Category: No Borders
Croydon No Borders are organising a demonstration against the opening of a new family immigration prison (euphemistically referred to by the Home Office as ‘pre-departure accommodation’) on Saturday 30th July, 1pm at Muster Green park, Hayward’s Heath.
Hayward’s Heath is where Mid Sussex District Council, the local authority which approved planning permission for the new asylum prison is based.
G4S who will be running escort and security services at the new prison is still under investigation for the alleged manslaughter of Angolan Jimmy Mubenga who died while being restrained by three escort officers on a flight from Heathrow in October 2010. This shocking case is also being investigated by the UN Special Rapporteur on Torture.
Meanwhile, G4s ‘corporate partner’ and ‘Play facilities’ provider at the prison will be children’s charity Barnado’s against whom an active campaign is running involving the disruption of fundraising events and the picketing of Barnado’s shops and head offices.
Saturday’s demonstration will also provide an opportunity to protest against the opening of a new high security child detention unit at the expensively refurbished Tinsley House near Gatwick Airport, and G4S’s ‘distressing and objectionable’ practice of arresting and forcibly escorting ‘reserve’ detainees to bundle on to deportation flights if the intended victims are unable to fly. See Her Majesty’s Chief Inspector of Prison’s investigation of the G4S operation at Tinsley House reported in The Guardian 26 July 2011.
Please rememver to bring your banners, placards and instruments and demand an end to detention and deportation.
Campaigners against the opening of new family detention facilities which are to be jointly provided by the global security and prisons corporation G4S and the UK children’s charity Barnardo’s have announced a BARNADO’S TELETHON for Tuesday 26 April 2011.
London NoBorders are urging opponents of Barnardo’s involvement in the brand new detention facility at Pease Pottage in Sussex, which has the capacity to detain in excess of 1,400 people per year, to call their nearest Barnardo’s regional office on Tuesday 26th April to protest against the charity’s involvement in the detention and deportation industry.
Below are the contact numbers for all the Barnardo’s regional offices:
London and South East 020 8551 0011
South West 0117 937 5500
Yorkshire 0113 393 3200
Midlands 0121 550 5271
North West 0151 488 1100
Scotland 0131 334 9893
Wales 0292 049 3387
North East 0191 240 4800
Northern Ireland 0289 067 2366
For more info about the pre-departure accommodation see:
No Borders Brighton is urging Crawley Borough Council to reject plans to turn the Mercure Hotel on Povey Cross Road into a removal centre, writes Miranda Wilson in IRR News. The group claims the design of the 254-bed hotel means it could only be converted to house families. It strongly opposes the detention of children who it says: ‘are especially vulnerable to the physical and psychological effects of imprisonment and many end up suffering from illnesses such as Post Traumatic Stress Disorder, effects suffered even after a brief period of detention.’

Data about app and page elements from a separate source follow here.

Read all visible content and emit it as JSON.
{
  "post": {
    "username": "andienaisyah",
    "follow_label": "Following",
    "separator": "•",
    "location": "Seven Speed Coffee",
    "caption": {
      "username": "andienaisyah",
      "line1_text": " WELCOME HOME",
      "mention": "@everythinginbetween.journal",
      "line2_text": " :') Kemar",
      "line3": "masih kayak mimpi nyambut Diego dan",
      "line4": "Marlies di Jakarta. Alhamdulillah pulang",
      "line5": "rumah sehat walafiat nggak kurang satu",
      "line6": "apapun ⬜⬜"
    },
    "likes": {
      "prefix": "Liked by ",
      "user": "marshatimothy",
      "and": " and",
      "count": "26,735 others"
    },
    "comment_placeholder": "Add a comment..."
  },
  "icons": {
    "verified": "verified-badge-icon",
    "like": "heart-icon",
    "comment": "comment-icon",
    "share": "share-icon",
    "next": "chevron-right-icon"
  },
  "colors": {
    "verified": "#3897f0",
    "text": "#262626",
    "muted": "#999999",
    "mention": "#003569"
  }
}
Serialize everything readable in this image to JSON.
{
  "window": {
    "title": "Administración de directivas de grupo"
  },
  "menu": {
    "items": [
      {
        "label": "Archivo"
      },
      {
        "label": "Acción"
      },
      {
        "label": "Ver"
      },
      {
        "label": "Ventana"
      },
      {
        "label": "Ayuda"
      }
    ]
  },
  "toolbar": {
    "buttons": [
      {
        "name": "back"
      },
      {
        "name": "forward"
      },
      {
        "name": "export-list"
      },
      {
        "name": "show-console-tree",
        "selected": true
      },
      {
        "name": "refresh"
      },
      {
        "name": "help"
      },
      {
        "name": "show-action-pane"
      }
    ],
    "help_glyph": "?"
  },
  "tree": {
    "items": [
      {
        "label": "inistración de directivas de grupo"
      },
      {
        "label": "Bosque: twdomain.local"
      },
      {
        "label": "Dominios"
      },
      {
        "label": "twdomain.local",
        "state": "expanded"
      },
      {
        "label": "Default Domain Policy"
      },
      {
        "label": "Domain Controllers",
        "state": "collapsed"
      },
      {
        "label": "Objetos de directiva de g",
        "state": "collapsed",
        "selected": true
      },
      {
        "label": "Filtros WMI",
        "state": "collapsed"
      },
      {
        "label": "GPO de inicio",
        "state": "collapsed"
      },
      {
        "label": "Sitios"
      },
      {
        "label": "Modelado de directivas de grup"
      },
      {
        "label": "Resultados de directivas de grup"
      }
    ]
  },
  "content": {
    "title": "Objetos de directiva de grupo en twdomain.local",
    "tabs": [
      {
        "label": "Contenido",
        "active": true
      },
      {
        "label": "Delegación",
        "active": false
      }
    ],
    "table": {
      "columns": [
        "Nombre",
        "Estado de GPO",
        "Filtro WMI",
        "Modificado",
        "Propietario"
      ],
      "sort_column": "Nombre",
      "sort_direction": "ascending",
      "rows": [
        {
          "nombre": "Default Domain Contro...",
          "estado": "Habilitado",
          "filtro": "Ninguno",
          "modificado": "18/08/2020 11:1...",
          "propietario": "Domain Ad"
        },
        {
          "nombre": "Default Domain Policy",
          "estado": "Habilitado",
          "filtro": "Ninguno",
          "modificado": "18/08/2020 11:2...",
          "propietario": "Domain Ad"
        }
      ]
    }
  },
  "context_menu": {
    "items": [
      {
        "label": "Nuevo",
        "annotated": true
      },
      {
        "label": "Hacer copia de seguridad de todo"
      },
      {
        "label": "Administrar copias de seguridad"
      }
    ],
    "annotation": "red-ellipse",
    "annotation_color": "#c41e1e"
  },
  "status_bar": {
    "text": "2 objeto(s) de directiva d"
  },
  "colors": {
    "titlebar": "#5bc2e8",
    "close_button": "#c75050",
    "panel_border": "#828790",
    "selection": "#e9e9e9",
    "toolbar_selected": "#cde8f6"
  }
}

This news confirms the view of End Child Detention Now and fellow anti-detention campaigners that the UKBA continues to use detention of children and families not as ‘a last resort’ but as an instrument of policy with a view to removing as many asylum claimants who are initially refused leave to remain as possible, while ‘deterring’ any would be refugee or asylum seeker with the threat of destitution, detention and deportation. A policy that a recent Refugee Council research report has shown to have no significant impact on the destinations of would be asylum seekers.
Despite the overwhelming medical evidence that detention does long term harm to children who are already vulnerable and traumatised, it is clear that the planned expansion of the vastly expensive UKBA detention estate will require thousands more children to suffer what the Royal Colleges of Medicine have described as ‘signficant harm‘. An assessment which is backed up by the Chief Inspector of Prisons recently published report of an unannounced inspection of the Short Term Holding Facilty, Electric House in Croydon in June last year which discovered from the logs
that the four-yearold, who had been brought in out of hours, had not been accompanied by an adult. In addition, these out-of-hours logs did not record how long the person was detained or where they were sent afterwards.
The report also noted that ‘[i]nformation about the detention of children was not properly monitored, and although there was a child protection policy…it had not been agreed by the local safeguarding children board. While ‘i]mmigration staff had received child protection training’ – ‘Group 4 Securicor staff were not sufficiently trained in child protection issues and there was no child protection coordinator for the facility’. Suicide attempts are so common that the HM Chief Inspector of Prisons recommends that detention staff carry ‘anti-ligature’ knives at all times.
If these findings were published in relation to the running of a local authority children’s home the chances are it would be immediately shut down, but because these children are ‘in the care’ of the UKBA and their private contractors, the local authority child protection system either turns a blind eye, or in the case of Yarl’s Wood, actively cooperates with a child detention regime which the Children’s Commissioner has declared to be harmful to children. Not only should local authorities be denying planning permission for new immigration prisons, under national and international child protection law they should be demanding that the existing facilities are immediately closed.